%%
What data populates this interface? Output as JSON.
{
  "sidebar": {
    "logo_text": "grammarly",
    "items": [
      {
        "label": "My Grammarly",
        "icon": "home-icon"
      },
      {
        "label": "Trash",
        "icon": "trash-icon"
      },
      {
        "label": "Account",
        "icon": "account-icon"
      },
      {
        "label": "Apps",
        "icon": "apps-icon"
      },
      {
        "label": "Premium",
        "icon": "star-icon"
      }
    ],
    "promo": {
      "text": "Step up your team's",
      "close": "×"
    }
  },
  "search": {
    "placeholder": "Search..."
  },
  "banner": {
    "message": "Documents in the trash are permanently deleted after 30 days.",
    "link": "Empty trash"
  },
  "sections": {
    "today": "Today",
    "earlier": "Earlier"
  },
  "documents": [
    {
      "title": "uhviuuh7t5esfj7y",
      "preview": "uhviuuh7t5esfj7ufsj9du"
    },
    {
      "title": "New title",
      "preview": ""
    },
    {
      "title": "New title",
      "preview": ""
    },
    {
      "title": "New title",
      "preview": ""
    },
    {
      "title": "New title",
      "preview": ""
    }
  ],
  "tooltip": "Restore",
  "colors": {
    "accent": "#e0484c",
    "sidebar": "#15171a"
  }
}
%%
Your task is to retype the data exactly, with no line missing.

What data populates this interface? Output as JSON.
{
  "sidebar": {
    "logo_text": "grammarly",
    "items": [
      {
        "label": "My Grammarly",
        "icon": "home-icon"
      },
      {
        "label": "Trash",
        "icon": "trash-icon"
      },
      {
        "label": "Account",
        "icon": "account-icon"
      },
      {
        "label": "Apps",
        "icon": "apps-icon"
      },
      {
        "label": "Premium",
        "icon": "star-icon"
      }
    ],
    "promo": {
      "text": "Step up your team's",
      "close": "×"
    }
  },
  "search": {
    "placeholder": "Search..."
  },
  "banner": {
    "message": "Documents in the trash are permanently deleted after 30 days.",
    "link": "Empty trash"
  },
  "sections": {
    "today": "Today",
    "earlier": "Earlier"
  },
  "documents": [
    {
      "title": "uhviuuh7t5esfj7y",
      "preview": "uhviuuh7t5esfj7ufsj9du"
    },
    {
      "title": "New title",
      "preview": ""
    },
    {
      "title": "New title",
      "preview": ""
    },
    {
      "title": "New title",
      "preview": ""
    },
    {
      "title": "New title",
      "preview": ""
    }
  ],
  "tooltip": "Restore",
  "colors": {
    "accent": "#e0484c",
    "sidebar": "#15171a"
  }
}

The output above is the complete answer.